Something for the weekend. Nothing for a Labor Day weekend seemed more appropriate than a Hymn to Saint Joseph by the Benedictines of Mary, Queen of the Apostles.
A fascinating newsreel of the surrender ceremony aboard the USS Missouri in Tokyo Bay. Note that MacArthur hands pens after he signs to General Wainwright and General Percival. Both men had been prisoners of Japan for most of the War, and their gaunt skeletal presence at the surrender ceremony was a tribute to the Allied POWs who had been treated with a brutality scarcely believable. MacArthur’s closing remarks deserve to be remembered:
Last week, Pope Benedict XVI told the annual gathering of his “Study Group” (some of his former students) to ask God’s forgiveness on behalf of generations of “cradle Catholics” who have failed to transmit the faith to others.
No doubt, evangelizing others is an important dimension of Catholic life, as Pope Paul VI reminded the Church in his 1975 apostolic exhortation, Evangelii nuntiandi:
…what matters is to evangelize man’s culture and cultures (not in a purely decorative way, as it were, by applying a thin veneer, but in a vital way, in depth and right to their very roots), in the wide and rich sense which these terms have in Gaudium et spes, always taking the person as one’s starting-point and always coming back to the relationships of people among themselves and with God. (#20)
Where evangelization first takes place is in the home as parents evangelize their children in the Roman Catholic faith and its practice.

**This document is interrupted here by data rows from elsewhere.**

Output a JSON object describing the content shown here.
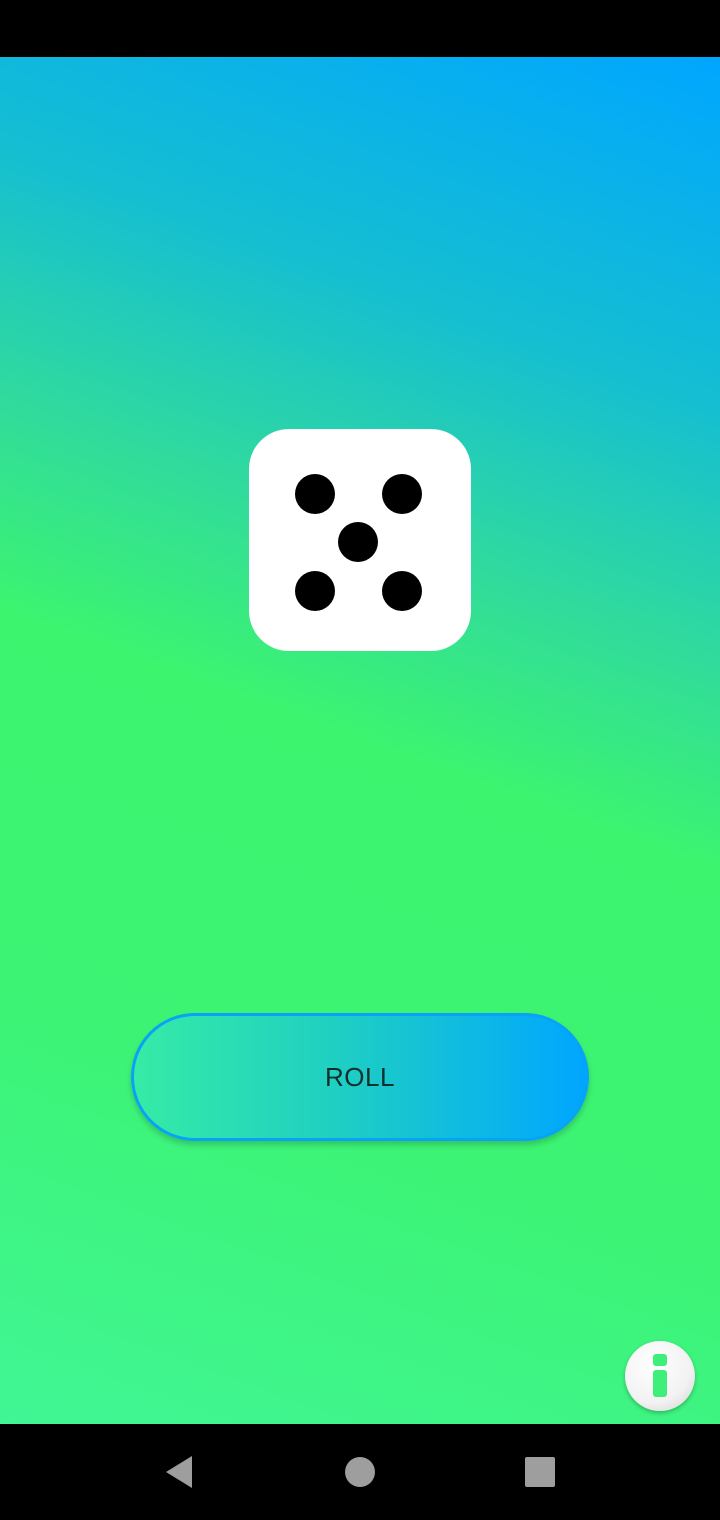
{
  "dice": {
    "value": 5
  },
  "roll_button": {
    "label": "ROLL"
  },
  "info_button": {
    "icon": "info-icon"
  },
  "nav": {
    "back_icon": "back-triangle-icon",
    "home_icon": "home-circle-icon",
    "recents_icon": "recents-square-icon"
  },
  "colors": {
    "gradient_top": "#00a6ff",
    "gradient_mid": "#3df46f",
    "gradient_bottom": "#40f695",
    "button_border": "#08a3f6",
    "info_glyph": "#3ef07a"
  }
}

Today, the most-often heard lament is that Roman Catholic parents, in general, are not evangelizing their children and, of those who do, they are not evangelizing their children in the Roman Catholic faith and its practice but in some generic form of Christianity that emphasizes democratic values and aspirations.